Postpartum depression is actually considered a normal consequence of childbirth. However, there are measures that can be taken to reduce its occurrence and intensity. In most cases of postpartum depression, the symptoms disappear soon after child birth once a mother’s hormonal and psychological systems normalize. Unfortunately, some women develop a more severe depression in the weeks following delivery.
Therapy for The Baby Blues
Postpartum depression is a depressive disorder that can become so bad that it actually impairs a mother’s ability to function and to mother her child. When this happens, the new mother can become even more depressed, believing she is inadequate and unable to be a good mother.
In the extreme, postpartum depression can lead to dangerous delusions and hallucinations. Certain women are at a higher risk for postpartum depression, including women who have experienced the following:
- Depression after previous pregnancies
- Bipolar disorder
- Discontinuation of antidepressant medication during pregnancy
Treatment for Postpartum Depression
PPD has been referred to as the thief that steals motherhood because it can take the joy out of being a new mother. The symptoms of PPD, which vary in severity, affect approximately 50% of new mothers. This translates to hundreds of thousands of women globally each year, many of whom experience a debilitating level of postnatal depression.
PPD has serious implications for other family members as well. Children who are exposed to maternal depression in the first year of life tend to have difficulty with cognitive skills and social development.
Women with a previous history of depression are at particularly high risk of developing PPD. Other factors that can contribute to postpartum depression include the following:
- Feeling tired after delivery, broken sleep patterns, and not enough rest can prevent a new mother from regaining her full strength for weeks
- Stress from changes in work and home routines can have a negative impact on mood
- New mothers may have feelings of loss of identity with the onset of motherhood and the loss of their pre-pregnancy figure, causing them to feel less attractive
- Having to stay home indoors for longer periods of time can cause feelings of loneliness and isolation as new mothers have less free time to spend with a partner, family, and friends

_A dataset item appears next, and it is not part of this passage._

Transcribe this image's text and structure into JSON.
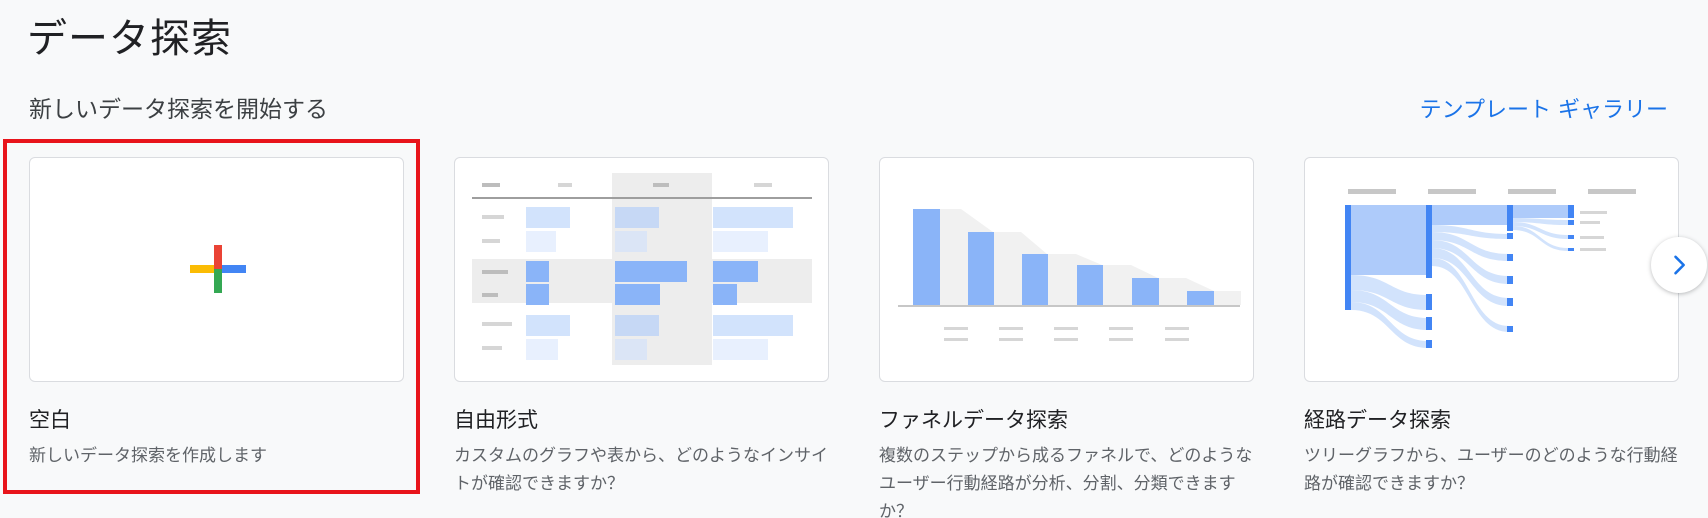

Postpartum Depression and Natural Remedies
Women with PPD who do seek help often look to complementary and alternative medicine treatments because of concern that antidepressant medication or other substances will be transferred to the baby via breastfeeding. Although antidepressants have been shown to pass only minimally into breast milk, this is enough to cause concern in some women. Given these fears, around 50% of these women turn to complementary and alternative medicine.